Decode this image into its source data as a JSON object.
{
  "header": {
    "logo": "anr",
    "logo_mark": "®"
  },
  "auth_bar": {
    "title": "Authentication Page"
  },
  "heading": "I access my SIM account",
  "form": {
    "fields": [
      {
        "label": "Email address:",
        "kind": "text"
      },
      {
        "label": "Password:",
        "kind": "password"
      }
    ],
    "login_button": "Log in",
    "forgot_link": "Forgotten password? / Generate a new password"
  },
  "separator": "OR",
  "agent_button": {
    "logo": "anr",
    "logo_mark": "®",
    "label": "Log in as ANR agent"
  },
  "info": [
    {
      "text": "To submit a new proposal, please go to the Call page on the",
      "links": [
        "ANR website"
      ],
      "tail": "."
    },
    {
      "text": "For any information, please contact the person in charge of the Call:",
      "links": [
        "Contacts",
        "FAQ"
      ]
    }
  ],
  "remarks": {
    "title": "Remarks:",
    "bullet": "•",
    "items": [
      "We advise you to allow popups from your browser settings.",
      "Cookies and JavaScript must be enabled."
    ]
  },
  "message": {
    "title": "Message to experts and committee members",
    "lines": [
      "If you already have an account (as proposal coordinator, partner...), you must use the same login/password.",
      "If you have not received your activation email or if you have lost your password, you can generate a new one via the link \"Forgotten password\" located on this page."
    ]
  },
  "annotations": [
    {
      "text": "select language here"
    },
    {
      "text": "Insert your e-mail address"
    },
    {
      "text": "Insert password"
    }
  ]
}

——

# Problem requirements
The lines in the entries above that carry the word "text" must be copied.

# Task result
        "kind": "text"
      "text": "To submit a new proposal, please go to the Call page on the",
      "text": "For any information, please contact the person in charge of the Call:",
      "text": "select language here"
      "text": "Insert your e-mail address"
      "text": "Insert password"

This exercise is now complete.